We climbed into the hanging corrie above the loch, veered in a south easterly direction and came to the summit slopes of An Coileachan. At the summit sleet was coming down so the short rest was rather uncomfortable. From this first Munro we turned north-west, crossed the area at the head of the corrie of ascent and climbed the grassy slopes, interspersed with rocks, which lead to the very flat ridge of […]

2017-09-19T14:18:52+00:00September 1st, 2002|2002, 2009, 2009 - 2000, Loch Marree to Loch Broom|

Sgurr Mor

2009 May 2009 was the wettest hiking season in Scotland that I ever had the privilege of experiencing. This tour proved to be no different from the average squishy, slithering, sleety, soaking standard. Having set our mind on ticking off the four eastern Munros of the Fannaichs we approached the hills from the parking on the A835 between Loch Droma and Loch Glascarnoch which is at the bridge over the Abhainn an Torrain Duibh.

On the left bank of the Abhainn we followed the bends of the burn which carried a lot (!) of water indeed. The going was good and the path was sort of dry. Soon we reached the confluence of the Allt an Loch Sgeirich and the Abhainn a’Ghiubhais Li, crossed the first and continued our tramp along the left bank of the latter. We did not (!) use the bridge but climbed further on the deteriorating path. Higher up the burn we managed to cross it and headed over heathery terrain up the gentle slopes of Meallan Bhuide. Well, close to the rounded summit of this hillock the rain caught us and ended the short intermezzo of two hours walking without water coming down (my feet were soaked anyway, so hey, what difference does it make?). Loch Gorm came into view. It nestled nicely between the crags of Meall Gorm and the corrie headwall which lay ahead.

We climbed into the hanging corrie above the loch, veered in a south easterly direction and came to the summit slopes of An Coileachan. At the summit sleet was coming down so the short rest was rather uncomfortable. From this first Munro we turned north-west, crossed the area at the head of the corrie of ascent and climbed the grassy slopes, interspersed with rocks, which lead to the very flat […]

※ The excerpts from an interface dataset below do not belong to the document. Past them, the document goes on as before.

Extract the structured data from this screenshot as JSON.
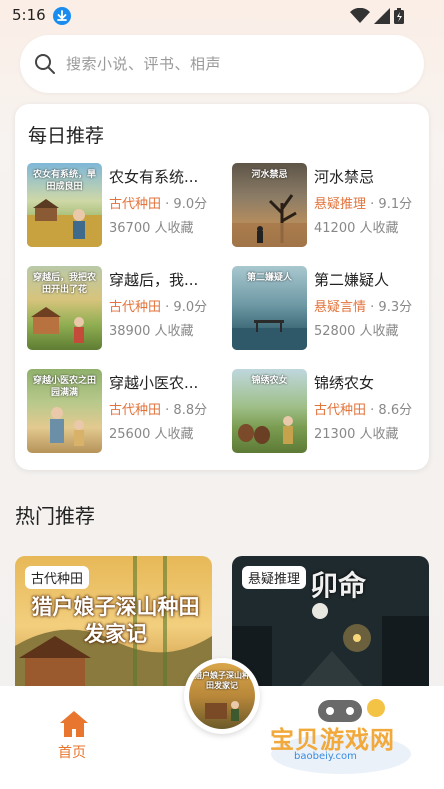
{
  "status_bar": {
    "time": "5:16"
  },
  "search": {
    "placeholder": "搜索小说、评书、相声"
  },
  "daily": {
    "title": "每日推荐",
    "books": [
      {
        "title": "农女有系统...",
        "genre": "古代种田",
        "score": "9.0分",
        "favorites": "36700 人收藏",
        "cover_text": "农女有系统，旱田成良田"
      },
      {
        "title": "河水禁忌",
        "genre": "悬疑推理",
        "score": "9.1分",
        "favorites": "41200 人收藏",
        "cover_text": "河水禁忌"
      },
      {
        "title": "穿越后，我...",
        "genre": "古代种田",
        "score": "9.0分",
        "favorites": "38900 人收藏",
        "cover_text": "穿越后，我把农田开出了花"
      },
      {
        "title": "第二嫌疑人",
        "genre": "悬疑言情",
        "score": "9.3分",
        "favorites": "52800 人收藏",
        "cover_text": "第二嫌疑人"
      },
      {
        "title": "穿越小医农...",
        "genre": "古代种田",
        "score": "8.8分",
        "favorites": "25600 人收藏",
        "cover_text": "穿越小医农之田园满满"
      },
      {
        "title": "锦绣农女",
        "genre": "古代种田",
        "score": "8.6分",
        "favorites": "21300 人收藏",
        "cover_text": "锦绣农女"
      }
    ]
  },
  "hot": {
    "title": "热门推荐",
    "cards": [
      {
        "tag": "古代种田",
        "cover_title": "猎户娘子深山种田发家记"
      },
      {
        "tag": "悬疑推理",
        "cover_title": "卯命"
      }
    ]
  },
  "bottom_nav": {
    "home_label": "首页",
    "center_cover_text": "猎户娘子深山种田发家记"
  },
  "watermark": {
    "text": "宝贝游戏网",
    "url": "baobeiy.com"
  },
  "colors": {
    "accent": "#e8762e",
    "genre": "#e2733b"
  }
}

2017-09-19T14:18:52+00:00September 1st, 2002|2002, 2009, 2009 - 2000, Loch Marree to Loch Broom|

Ben Macdui

2008 How to find better ways to a summit or This time from south.

Mike and I had climbed Ben Macdui via Cairn Gorm in September 2002 on a very hot day in late summer. The approach over the plateau by way of Corrie Cas, Ptarmigain Restaurant and Stob Coire an Lochain had been a mixed bag of not so scenic tourist installations and of beautiful landscape before we reached the summit. In 2008, the approach from Deeside proved to be much more satisfying. Starting at the Linn of Dee we cycled up the easy landrover track by the Lui Water to Derry Lodge where we left the bycicles. We crossed the Derry Burn and walked into the old forrest in Glen Derry with its enchanting atmosphere.

The path was well engineered so we slowly but steadily gained some height. Near the northern end of the forrest we saw a big capercaille in a tree. As soon as the animal spotted us it flew down the glen. Great bird and a big one at that! We recrossed the Derry Burn, continued up the wide and flat glen, took in the views of Derry Cairngom to the left and finally reached the fork in the path where we turned left and headed up Corrie Etchachan. A few minutes before reaching the Hutchinson Memorial Hut we took a break and basked in some sunshine while resting on a rock. Then the hut came into view. This bothy is very nicely situated in the corrie bowl. The corrie has a rather alpine feel about it with a lot of loose scree, rocky walls and only little vegetation. A very quiet and contemplative place and a great location to build a hut. The next 250 metres in height were quite steep but that was just as good […]

2017-09-19T14:18:52+00:00September 1st, 2002|2002, 2008, 2009 - 2000, The Cairngorms|